New U.S. alcohol policies could cramp victory celebrations
Thursday, November 30th 2006, 8:29 pm
News On 6
BEAVER CREEK, Colo. (AP) _ There was no traditional bottle of champagne for Norway's Aksel Lund Svindal to spray on his fellow skiers and fans in victory celebrations following his win in a World Cup super-combi Thursday.
Though organizers said they had the bubbly chilled and an awards official had simply forgotten to bring it, the omission came at a time when it was probably better for American skiers not to be around that kind of thing.
Especially if Bode Miller _ for whom many of the new team policies seem to have been designed _ had maintained his lead after the downhill leg of the race.
New U.S. team crackdowns on alcohol consumption forbid athletes and coaches from drinking alcohol in one another's presence, and consumption of alcohol prohibited at team activities such as meetings, dinners, video sessions, training sessions, etc.
Some areas have been left gray, though, including victory celebrations.
``It's one of those big decisions a CEO's gotta make,'' joked Bill Marolt, president and CEO of the U.S. Ski and Snowboard Association. ``We'll talk about that after they win.''
The reforms, set last May, include an alcohol policy and requirements that athletes stay at official team lodging at competitions, meaning they cannot sleep in RVs or converted buses as some had in the past, including Bode Miller, the now-retired Daron Rahlves and Olympic giant slalom champion Julia Mancuso.
The new policies are meant to improve performance, but also look like an effort to shake the image that team had lost control over its most talented athletes.
``Obviously I couldn't help but notice that was pretty much addressed toward me as I was the one who started the whole thing and then Daron picked it up also and then Julia, who are coincidentally, the three top athletes besides Lindsey (Kildow),'' Miller said. ``Those rules are all part of the process the team went through this year trying to revamp and re-establish what we're about and where the image is. Obviously they have to manage the team the way they see fit and they get to make those kinds of decisions so I'm sort of out there at their mercy.
``As far as putting the effort in to make those rules, I think it's positive. Whether those rules turn into something positive for the team, or for our image or for our sponsors, is yet to be seen,'' he added.
American Alpine skiers have long had a reputation for late nights, either celebrating victories or blowing off steam during a long European season that rarely allows them to see home, friends or family.
Miller's late nights at the Olympics in Turin caused rivers of ink to flow, while Rahlves openly admitted Austrian rival Stephan Eberharter, one of skiing's downhill masters, advised him to go easy on the partying if he wanted to win the World Cup downhill title.
Olympic downhill champion Tommy Moe severed a tendon in his hand on some broken glass at the famous Londoner bar in Kitzbuehel where he and several other World Cup racers were tending bar after the sport's No. 1 downhill race, the Hahnenkamm.

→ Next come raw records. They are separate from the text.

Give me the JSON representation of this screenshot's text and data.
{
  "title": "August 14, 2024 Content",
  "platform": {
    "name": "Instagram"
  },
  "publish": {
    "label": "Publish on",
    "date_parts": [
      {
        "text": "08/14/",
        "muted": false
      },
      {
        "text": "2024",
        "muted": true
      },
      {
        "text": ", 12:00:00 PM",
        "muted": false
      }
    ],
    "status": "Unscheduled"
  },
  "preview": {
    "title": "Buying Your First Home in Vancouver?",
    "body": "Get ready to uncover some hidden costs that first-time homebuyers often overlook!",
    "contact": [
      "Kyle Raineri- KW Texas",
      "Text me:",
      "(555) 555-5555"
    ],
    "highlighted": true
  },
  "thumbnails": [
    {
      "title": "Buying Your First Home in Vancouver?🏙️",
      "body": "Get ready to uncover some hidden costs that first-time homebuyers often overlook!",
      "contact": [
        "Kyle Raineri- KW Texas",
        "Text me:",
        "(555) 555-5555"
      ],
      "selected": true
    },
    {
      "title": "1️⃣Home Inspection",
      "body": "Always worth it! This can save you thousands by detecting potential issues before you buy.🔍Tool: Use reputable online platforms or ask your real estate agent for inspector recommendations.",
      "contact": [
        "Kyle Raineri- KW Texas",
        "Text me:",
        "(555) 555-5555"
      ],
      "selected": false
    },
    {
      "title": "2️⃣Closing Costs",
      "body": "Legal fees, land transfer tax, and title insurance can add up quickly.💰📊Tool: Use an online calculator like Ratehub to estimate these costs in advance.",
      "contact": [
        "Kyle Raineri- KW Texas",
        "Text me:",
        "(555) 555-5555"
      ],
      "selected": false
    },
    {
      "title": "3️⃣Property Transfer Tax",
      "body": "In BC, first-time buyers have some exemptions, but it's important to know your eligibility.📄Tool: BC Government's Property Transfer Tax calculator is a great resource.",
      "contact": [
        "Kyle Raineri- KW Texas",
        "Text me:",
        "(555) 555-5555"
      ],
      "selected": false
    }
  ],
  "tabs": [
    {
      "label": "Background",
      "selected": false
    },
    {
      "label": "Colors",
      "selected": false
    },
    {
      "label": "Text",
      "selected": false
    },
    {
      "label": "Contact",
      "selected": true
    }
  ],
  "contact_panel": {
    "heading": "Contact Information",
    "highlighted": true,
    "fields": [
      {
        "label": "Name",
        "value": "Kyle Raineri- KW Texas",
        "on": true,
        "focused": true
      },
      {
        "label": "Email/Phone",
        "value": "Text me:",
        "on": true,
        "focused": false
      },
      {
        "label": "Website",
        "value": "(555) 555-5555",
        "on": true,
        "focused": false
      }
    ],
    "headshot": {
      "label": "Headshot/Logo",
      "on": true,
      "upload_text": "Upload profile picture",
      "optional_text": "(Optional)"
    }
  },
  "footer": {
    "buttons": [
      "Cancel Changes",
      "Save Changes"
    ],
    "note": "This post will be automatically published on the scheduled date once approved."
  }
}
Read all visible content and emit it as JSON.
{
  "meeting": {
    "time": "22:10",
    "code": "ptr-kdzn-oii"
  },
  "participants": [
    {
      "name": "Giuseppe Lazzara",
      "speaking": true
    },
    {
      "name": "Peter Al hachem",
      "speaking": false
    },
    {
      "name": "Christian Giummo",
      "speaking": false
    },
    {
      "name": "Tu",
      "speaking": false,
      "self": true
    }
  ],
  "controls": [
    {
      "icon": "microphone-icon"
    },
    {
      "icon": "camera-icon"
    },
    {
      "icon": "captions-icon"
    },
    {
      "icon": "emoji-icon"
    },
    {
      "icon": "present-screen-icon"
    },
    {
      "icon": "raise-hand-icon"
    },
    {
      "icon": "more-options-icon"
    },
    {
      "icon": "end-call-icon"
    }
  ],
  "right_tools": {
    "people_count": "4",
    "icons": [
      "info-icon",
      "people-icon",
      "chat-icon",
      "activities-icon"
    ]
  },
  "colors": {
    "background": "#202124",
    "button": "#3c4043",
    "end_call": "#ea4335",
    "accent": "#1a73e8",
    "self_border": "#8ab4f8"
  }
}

But Liechtenstein's Marco Buechel defended the need for North Americans to unwind.
``These are drastic measures because the U.S. team used to be the total opposite,'' Buechel said. ``Three, four months in Europe is a long time. We Europeans go home every week. We are home with our wives, family, we can have a drink. Sometimes you need to go out and party to relax and let it go, because if you have to maintain the concentration and be serious all the time, I think you freak out.''
Many athletes are friends with their coaches and say it's sad they can't enjoy a glass of wine together on occasion. Others find it difficult to go out and relax away from their coaches, because ski resorts tend to have limited social venues.
``Some places like Portillo (Chile) where there's one bar and if you want to go watch a `Monday Night Football' game, it's kind of a nuisance if the coaches get down there first and then we can't go watch the football game,'' Ligety said.
Most of the athletes' resentment, however, comes from the fact they weren't consulted about the changes.
``All of us have dreamt about being on the ski team since we were 10 and every one of us is super-psyched,'' Ligety said. ``At the same time, we saw an opportunity to change policy and make life for ourselves a little better on the team. We definitely wanted the opportunity to have some input. I think in general we're kind of disappointed that the ski team wasn't all that psyched to listen to our input for the most part.''
Marolt said the measures were for the good of the team.
``We talk about making this a professional sport, that's what I'm trying to do,'' said Marolt, who took the helm of USSA 1996 and has implemented an innovative business plans which more than doubled funding for athletic programs and has led to record athletic performances. ``The face of this (sport) are the athletes and we want the athletes to have the best possible face. It's not meant to be negative. It's a cultural change, but it's a positive cultural change. When you have change, you have anxiety.
``When you are given special status, and your on a team, or you're a star, you're given special status and special responsibility. You're held to a higher standard.''
The new rules have been mocked by many.
``We're not in kindergarten. I think they are old enough that everyone can make their own decision,'' two-time Olympic champion Hermann Maier said.